◆ **WHAT THIS TASK INVOLVES**
For every line in the records that has the word "swap", make a copy.

___

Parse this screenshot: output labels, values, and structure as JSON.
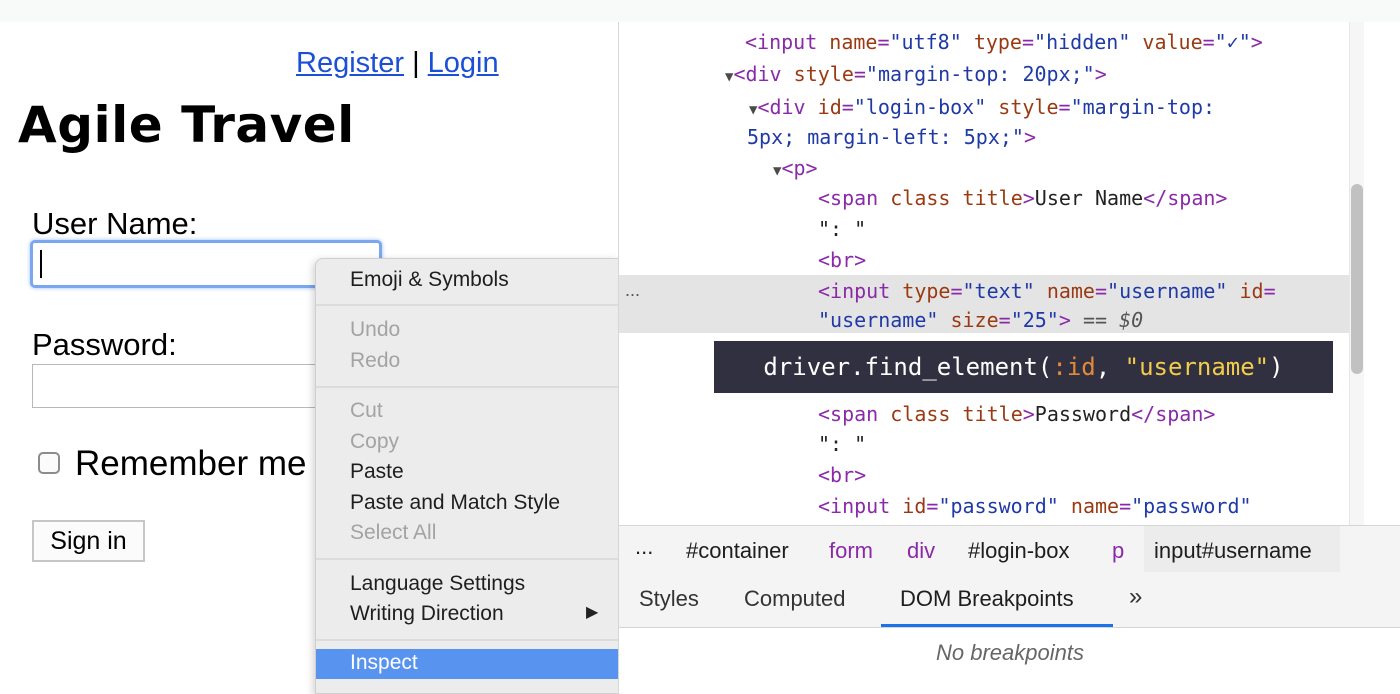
{
  "page": {
    "register_link": "Register",
    "separator": "|",
    "login_link": "Login",
    "title": "Agile Travel",
    "username_label": "User Name:",
    "username_value": "",
    "password_label": "Password:",
    "password_value": "",
    "remember_label": "Remember me",
    "signin_label": "Sign in"
  },
  "context_menu": {
    "emoji": "Emoji & Symbols",
    "undo": "Undo",
    "redo": "Redo",
    "cut": "Cut",
    "copy": "Copy",
    "paste": "Paste",
    "paste_match": "Paste and Match Style",
    "select_all": "Select All",
    "language": "Language Settings",
    "writing": "Writing Direction",
    "inspect": "Inspect"
  },
  "devtools": {
    "tooltip_method": "driver.find_element(",
    "tooltip_symbol": ":id",
    "tooltip_sep": ", ",
    "tooltip_string": "\"username\"",
    "tooltip_close": ")",
    "selected_marker": "== $0",
    "row_ellipsis": "...",
    "breadcrumbs": {
      "ellipsis": "...",
      "container": "#container",
      "form": "form",
      "div": "div",
      "login_box": "#login-box",
      "p": "p",
      "input": "input#username"
    },
    "tabs": {
      "styles": "Styles",
      "computed": "Computed",
      "dom_breakpoints": "DOM Breakpoints",
      "more": "»"
    },
    "no_breakpoints": "No breakpoints"
  },
  "colors": {
    "link": "#1a4fd6",
    "menu_highlight": "#5993f0",
    "tooltip_bg": "#303040",
    "tab_underline": "#1a73e8",
    "tag": "#8a2aa8",
    "attr_value": "#1f3aa7"
  }
}
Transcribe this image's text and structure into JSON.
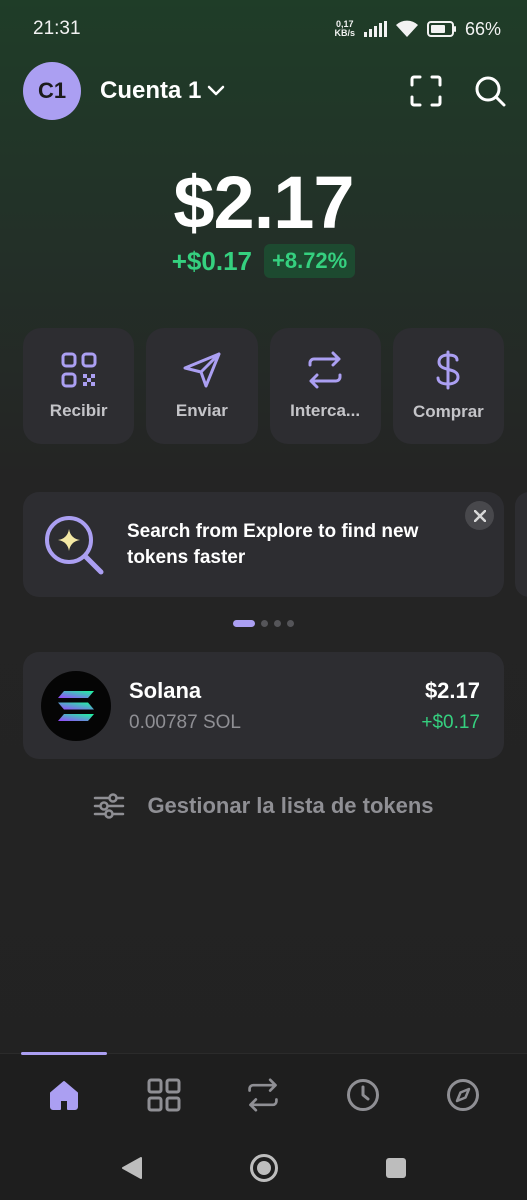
{
  "status_bar": {
    "time": "21:31",
    "net_speed_value": "0,17",
    "net_speed_unit": "KB/s",
    "battery": "66%"
  },
  "header": {
    "avatar_initials": "C1",
    "account_name": "Cuenta 1"
  },
  "portfolio": {
    "balance": "$2.17",
    "change_abs": "+$0.17",
    "change_pct": "+8.72%"
  },
  "actions": [
    {
      "label": "Recibir",
      "icon": "qr-code-icon"
    },
    {
      "label": "Enviar",
      "icon": "send-icon"
    },
    {
      "label": "Interca...",
      "icon": "swap-icon"
    },
    {
      "label": "Comprar",
      "icon": "dollar-icon"
    }
  ],
  "promo": {
    "text": "Search from Explore to find new tokens faster",
    "icon": "search-sparkle-icon"
  },
  "carousel": {
    "total": 4,
    "active": 0
  },
  "tokens": [
    {
      "name": "Solana",
      "amount": "0.00787 SOL",
      "value": "$2.17",
      "change": "+$0.17",
      "icon": "solana-logo-icon"
    }
  ],
  "manage": {
    "label": "Gestionar la lista de tokens"
  },
  "bottom_nav": [
    {
      "id": "home",
      "icon": "home-icon",
      "active": true
    },
    {
      "id": "collectibles",
      "icon": "grid-icon",
      "active": false
    },
    {
      "id": "swap",
      "icon": "swap-icon",
      "active": false
    },
    {
      "id": "activity",
      "icon": "clock-icon",
      "active": false
    },
    {
      "id": "explore",
      "icon": "compass-icon",
      "active": false
    }
  ],
  "colors": {
    "accent": "#ab9ff2",
    "positive": "#35d07f",
    "card": "#2d2d31"
  }
}
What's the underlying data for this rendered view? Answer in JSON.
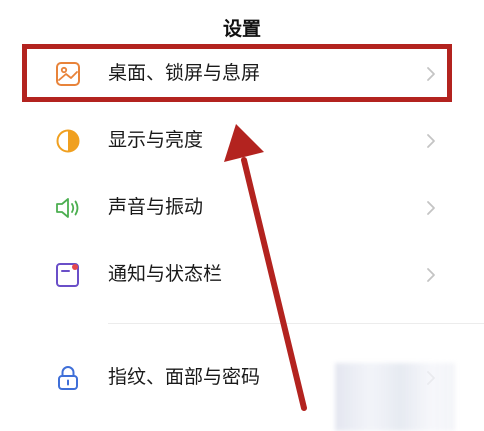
{
  "header": {
    "title": "设置"
  },
  "settings": {
    "items": [
      {
        "label": "桌面、锁屏与息屏",
        "icon": "wallpaper-icon"
      },
      {
        "label": "显示与亮度",
        "icon": "brightness-icon"
      },
      {
        "label": "声音与振动",
        "icon": "speaker-icon"
      },
      {
        "label": "通知与状态栏",
        "icon": "notification-icon"
      },
      {
        "label": "指纹、面部与密码",
        "icon": "lock-icon"
      }
    ]
  },
  "colors": {
    "annotation_red": "#b3231f",
    "wallpaper_icon": "#e8833a",
    "brightness_icon": "#f0a020",
    "speaker_icon": "#4caf50",
    "notification_icon": "#6a4fc8",
    "lock_icon": "#3f6fd8"
  }
}
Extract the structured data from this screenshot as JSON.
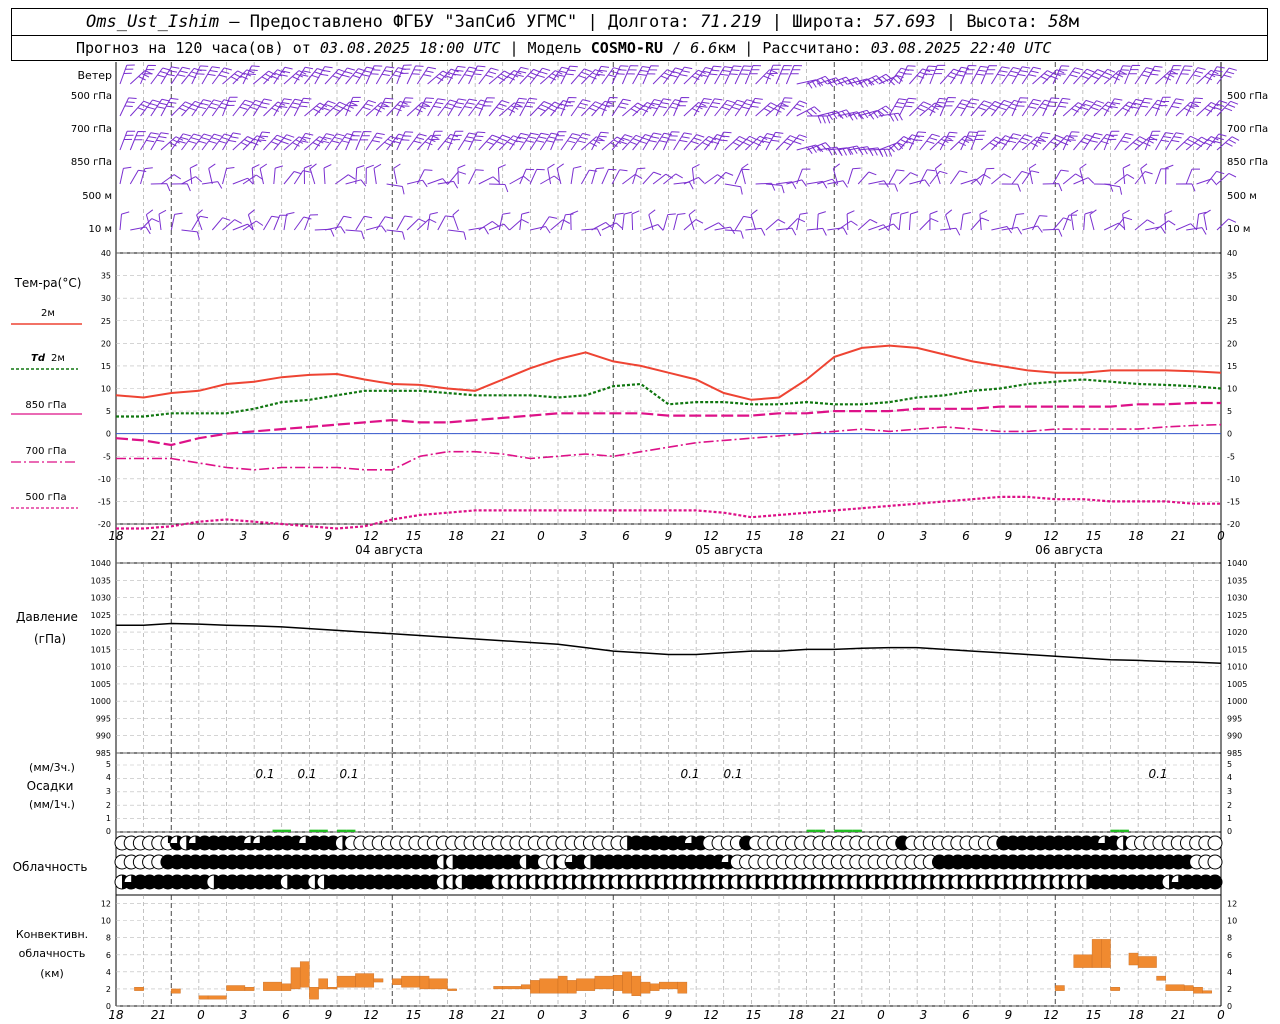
{
  "header": {
    "station": "Oms_Ust_Ishim",
    "dash": " – ",
    "provided_by": "Предоставлено ФГБУ \"ЗапСиб УГМС\"",
    "sep": " | ",
    "lon_label": "Долгота: ",
    "lon_value": "71.219",
    "lat_label": "Широта: ",
    "lat_value": "57.693",
    "alt_label": "Высота: ",
    "alt_value": "58",
    "alt_unit": "м",
    "forecast_prefix": "Прогноз на 120 часа(ов) от ",
    "forecast_from": "03.08.2025 18:00 UTC",
    "model_prefix": "  | Модель ",
    "model_name": "COSMO-RU",
    "model_slash": " / ",
    "model_res": "6.6",
    "model_res_unit": "км",
    "calc_prefix": " | Рассчитано: ",
    "calc_time": "03.08.2025 22:40 UTC"
  },
  "panels": {
    "wind": {
      "title": "Ветер",
      "levels": [
        "500 гПа",
        "700 гПа",
        "850 гПа",
        "500 м",
        "10 м"
      ]
    },
    "temperature": {
      "title": "Тем-ра(°С)",
      "legend": [
        {
          "label": "2м",
          "style": "solid",
          "color": "#ee4433"
        },
        {
          "label_italic": "Td",
          "label": "2м",
          "style": "dotted",
          "color": "#117711"
        },
        {
          "label": "850 гПа",
          "style": "dashed",
          "color": "#dd1188"
        },
        {
          "label": "700 гПа",
          "style": "dashdot",
          "color": "#dd1188"
        },
        {
          "label": "500 гПа",
          "style": "dotted",
          "color": "#dd1188"
        }
      ],
      "yticks": [
        "40",
        "35",
        "30",
        "25",
        "20",
        "15",
        "10",
        "5",
        "0",
        "-5",
        "-10",
        "-15",
        "-20"
      ]
    },
    "pressure": {
      "title": "Давление",
      "unit": "(гПа)",
      "yticks": [
        "1040",
        "1035",
        "1030",
        "1025",
        "1020",
        "1015",
        "1010",
        "1005",
        "1000",
        "995",
        "990",
        "985"
      ]
    },
    "precip": {
      "unit_top": "(мм/3ч.)",
      "title": "Осадки",
      "unit_bottom": "(мм/1ч.)",
      "ytick_labels": [
        "5",
        "4",
        "3",
        "2",
        "1",
        "0"
      ],
      "yticks_right": [
        "5",
        "4",
        "3",
        "2",
        "1",
        "0"
      ],
      "annotations": [
        "0.1",
        "0.1",
        "0.1",
        "0.1",
        "0.1",
        "0.1"
      ]
    },
    "clouds": {
      "title": "Облачность"
    },
    "convective": {
      "title_l1": "Конвективн.",
      "title_l2": "облачность",
      "title_l3": "(км)",
      "yticks": [
        "12",
        "10",
        "8",
        "6",
        "4",
        "2",
        "0"
      ]
    }
  },
  "time_axis": {
    "hour_labels": [
      "18",
      "21",
      "0",
      "3",
      "6",
      "9",
      "12",
      "15",
      "18",
      "21",
      "0",
      "3",
      "6",
      "9",
      "12",
      "15",
      "18",
      "21",
      "0",
      "3",
      "6",
      "9",
      "12",
      "15",
      "18",
      "21",
      "0"
    ],
    "date_labels": [
      "04 августа",
      "05 августа",
      "06 августа"
    ]
  },
  "chart_data": [
    {
      "type": "line",
      "title": "Тем-ра(°С)",
      "x_unit": "hours since 03.08.2025 18:00 UTC",
      "ylim": [
        -20,
        40
      ],
      "grid": true,
      "series": [
        {
          "name": "2м",
          "color": "#ee4433",
          "x": [
            0,
            3,
            6,
            9,
            12,
            15,
            18,
            21,
            24,
            27,
            30,
            33,
            36,
            39,
            42,
            45,
            48,
            51,
            54,
            57,
            60,
            63,
            66,
            69,
            72,
            75,
            78,
            81,
            84,
            87,
            90,
            93,
            96,
            99,
            102,
            105,
            108,
            111,
            114,
            117,
            120
          ],
          "values": [
            8.5,
            8,
            9,
            9.5,
            11,
            11.5,
            12.5,
            13,
            13.2,
            12,
            11,
            10.8,
            10,
            9.5,
            12,
            14.5,
            16.5,
            18,
            16,
            15,
            13.5,
            12,
            9,
            7.5,
            8,
            12,
            17,
            19,
            19.5,
            19,
            17.5,
            16,
            15,
            14,
            13.5,
            13.5,
            14,
            14,
            14,
            13.8,
            13.5
          ]
        },
        {
          "name": "Td 2м",
          "color": "#117711",
          "x": [
            0,
            3,
            6,
            9,
            12,
            15,
            18,
            21,
            24,
            27,
            30,
            33,
            36,
            39,
            42,
            45,
            48,
            51,
            54,
            57,
            60,
            63,
            66,
            69,
            72,
            75,
            78,
            81,
            84,
            87,
            90,
            93,
            96,
            99,
            102,
            105,
            108,
            111,
            114,
            117,
            120
          ],
          "values": [
            3.8,
            3.8,
            4.5,
            4.5,
            4.5,
            5.5,
            7,
            7.5,
            8.5,
            9.5,
            9.5,
            9.5,
            9,
            8.5,
            8.5,
            8.5,
            8,
            8.5,
            10.5,
            11,
            6.5,
            7,
            7,
            6.5,
            6.5,
            7,
            6.5,
            6.5,
            7,
            8,
            8.5,
            9.5,
            10,
            11,
            11.5,
            12,
            11.5,
            11,
            10.8,
            10.5,
            10
          ]
        },
        {
          "name": "850 гПа",
          "color": "#dd1188",
          "x": [
            0,
            3,
            6,
            9,
            12,
            15,
            18,
            21,
            24,
            27,
            30,
            33,
            36,
            39,
            42,
            45,
            48,
            51,
            54,
            57,
            60,
            63,
            66,
            69,
            72,
            75,
            78,
            81,
            84,
            87,
            90,
            93,
            96,
            99,
            102,
            105,
            108,
            111,
            114,
            117,
            120
          ],
          "values": [
            -1,
            -1.5,
            -2.5,
            -1,
            0,
            0.5,
            1,
            1.5,
            2,
            2.5,
            3,
            2.5,
            2.5,
            3,
            3.5,
            4,
            4.5,
            4.5,
            4.5,
            4.5,
            4,
            4,
            4,
            4,
            4.5,
            4.5,
            5,
            5,
            5,
            5.5,
            5.5,
            5.5,
            6,
            6,
            6,
            6,
            6,
            6.5,
            6.5,
            6.8,
            6.8
          ]
        },
        {
          "name": "700 гПа",
          "color": "#dd1188",
          "x": [
            0,
            3,
            6,
            9,
            12,
            15,
            18,
            21,
            24,
            27,
            30,
            33,
            36,
            39,
            42,
            45,
            48,
            51,
            54,
            57,
            60,
            63,
            66,
            69,
            72,
            75,
            78,
            81,
            84,
            87,
            90,
            93,
            96,
            99,
            102,
            105,
            108,
            111,
            114,
            117,
            120
          ],
          "values": [
            -5.5,
            -5.5,
            -5.5,
            -6.5,
            -7.5,
            -8,
            -7.5,
            -7.5,
            -7.5,
            -8,
            -8,
            -5,
            -4,
            -4,
            -4.5,
            -5.5,
            -5,
            -4.5,
            -5,
            -4,
            -3,
            -2,
            -1.5,
            -1,
            -0.5,
            0,
            0.5,
            1,
            0.5,
            1,
            1.5,
            1,
            0.5,
            0.5,
            1,
            1,
            1,
            1,
            1.5,
            1.8,
            2
          ]
        },
        {
          "name": "500 гПа",
          "color": "#dd1188",
          "x": [
            0,
            3,
            6,
            9,
            12,
            15,
            18,
            21,
            24,
            27,
            30,
            33,
            36,
            39,
            42,
            45,
            48,
            51,
            54,
            57,
            60,
            63,
            66,
            69,
            72,
            75,
            78,
            81,
            84,
            87,
            90,
            93,
            96,
            99,
            102,
            105,
            108,
            111,
            114,
            117,
            120
          ],
          "values": [
            -21,
            -21,
            -20.5,
            -19.5,
            -19,
            -19.5,
            -20,
            -20.5,
            -21,
            -20.5,
            -19,
            -18,
            -17.5,
            -17,
            -17,
            -17,
            -17,
            -17,
            -17,
            -17,
            -17,
            -17,
            -17.5,
            -18.5,
            -18,
            -17.5,
            -17,
            -16.5,
            -16,
            -15.5,
            -15,
            -14.5,
            -14,
            -14,
            -14.5,
            -14.5,
            -15,
            -15,
            -15,
            -15.5,
            -15.5
          ]
        }
      ]
    },
    {
      "type": "line",
      "title": "Давление",
      "x_unit": "hours since 03.08.2025 18:00 UTC",
      "ylim": [
        985,
        1040
      ],
      "grid": true,
      "series": [
        {
          "name": "Давление",
          "color": "#000000",
          "x": [
            0,
            3,
            6,
            9,
            12,
            15,
            18,
            21,
            24,
            27,
            30,
            33,
            36,
            39,
            42,
            45,
            48,
            51,
            54,
            57,
            60,
            63,
            66,
            69,
            72,
            75,
            78,
            81,
            84,
            87,
            90,
            93,
            96,
            99,
            102,
            105,
            108,
            111,
            114,
            117,
            120
          ],
          "values": [
            1022,
            1022,
            1022.5,
            1022.3,
            1022,
            1021.8,
            1021.5,
            1021,
            1020.5,
            1020,
            1019.5,
            1019,
            1018.5,
            1018,
            1017.5,
            1017,
            1016.5,
            1015.5,
            1014.5,
            1014,
            1013.5,
            1013.5,
            1014,
            1014.5,
            1014.5,
            1015,
            1015,
            1015.3,
            1015.5,
            1015.5,
            1015,
            1014.5,
            1014,
            1013.5,
            1013,
            1012.5,
            1012,
            1011.8,
            1011.5,
            1011.3,
            1011
          ]
        }
      ]
    },
    {
      "type": "bar",
      "title": "Осадки",
      "x_unit": "hours since 03.08.2025 18:00 UTC",
      "ylim": [
        0,
        5
      ],
      "grid": true,
      "series": [
        {
          "name": "мм/1ч.",
          "color": "#22bb22",
          "x": [
            17,
            18,
            21,
            22,
            24,
            25,
            75,
            76,
            78,
            79,
            80,
            108,
            109
          ],
          "values": [
            0.1,
            0.1,
            0.1,
            0.1,
            0.1,
            0.1,
            0.1,
            0.1,
            0.1,
            0.1,
            0.1,
            0.1,
            0.1
          ]
        }
      ],
      "annotations": [
        {
          "x": 19.5,
          "label": "0.1"
        },
        {
          "x": 22.5,
          "label": "0.1"
        },
        {
          "x": 25.5,
          "label": "0.1"
        },
        {
          "x": 76.5,
          "label": "0.1"
        },
        {
          "x": 79.5,
          "label": "0.1"
        },
        {
          "x": 109.5,
          "label": "0.1"
        }
      ]
    },
    {
      "type": "bar",
      "title": "Конвективн. облачность (км)",
      "x_unit": "hours since 03.08.2025 18:00 UTC",
      "ylim": [
        0,
        13
      ],
      "grid": true,
      "series": [
        {
          "name": "Конвективн. облачность",
          "color": "#f08a30",
          "bars": [
            [
              2,
              3,
              1.8,
              2.2
            ],
            [
              6,
              7,
              1.5,
              2
            ],
            [
              9,
              10,
              0.8,
              1.2
            ],
            [
              10,
              12,
              0.8,
              1.2
            ],
            [
              12,
              14,
              1.8,
              2.4
            ],
            [
              14,
              15,
              1.8,
              2.2
            ],
            [
              16,
              18,
              1.8,
              2.8
            ],
            [
              18,
              19,
              1.8,
              2.6
            ],
            [
              19,
              20,
              2,
              4.5
            ],
            [
              20,
              21,
              2.2,
              5.2
            ],
            [
              21,
              22,
              0.8,
              2.2
            ],
            [
              22,
              23,
              2,
              3.2
            ],
            [
              23,
              24,
              2,
              2.2
            ],
            [
              24,
              26,
              2.2,
              3.5
            ],
            [
              26,
              28,
              2.2,
              3.8
            ],
            [
              28,
              29,
              2.8,
              3.2
            ],
            [
              30,
              31,
              2.5,
              3.2
            ],
            [
              31,
              33,
              2.2,
              3.5
            ],
            [
              33,
              34,
              2,
              3.5
            ],
            [
              34,
              36,
              2,
              3.2
            ],
            [
              36,
              37,
              1.8,
              2
            ],
            [
              41,
              42,
              2,
              2.3
            ],
            [
              42,
              44,
              2,
              2.3
            ],
            [
              44,
              45,
              2,
              2.5
            ],
            [
              45,
              46,
              1.5,
              3
            ],
            [
              46,
              48,
              1.5,
              3.2
            ],
            [
              48,
              49,
              1.5,
              3.5
            ],
            [
              49,
              50,
              1.5,
              3
            ],
            [
              50,
              52,
              1.8,
              3.2
            ],
            [
              52,
              54,
              2,
              3.5
            ],
            [
              54,
              55,
              1.8,
              3.6
            ],
            [
              55,
              56,
              1.5,
              4
            ],
            [
              56,
              57,
              1.2,
              3.5
            ],
            [
              57,
              58,
              1.5,
              2.8
            ],
            [
              58,
              59,
              1.8,
              2.6
            ],
            [
              59,
              61,
              2,
              2.8
            ],
            [
              61,
              62,
              1.5,
              2.8
            ],
            [
              102,
              103,
              1.8,
              2.4
            ],
            [
              104,
              106,
              4.5,
              6
            ],
            [
              106,
              107,
              4.5,
              7.8
            ],
            [
              107,
              108,
              4.5,
              7.8
            ],
            [
              108,
              109,
              1.8,
              2.2
            ],
            [
              110,
              111,
              4.8,
              6.2
            ],
            [
              111,
              113,
              4.5,
              5.8
            ],
            [
              113,
              114,
              3,
              3.5
            ],
            [
              114,
              116,
              1.8,
              2.5
            ],
            [
              116,
              117,
              1.8,
              2.4
            ],
            [
              117,
              118,
              1.5,
              2.2
            ],
            [
              118,
              119,
              1.5,
              1.8
            ]
          ]
        }
      ]
    }
  ]
}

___

◆ **WRITTEN REPLY**
      "icon": "swap-icon"
      "id": "swap",
      "icon": "swap-icon",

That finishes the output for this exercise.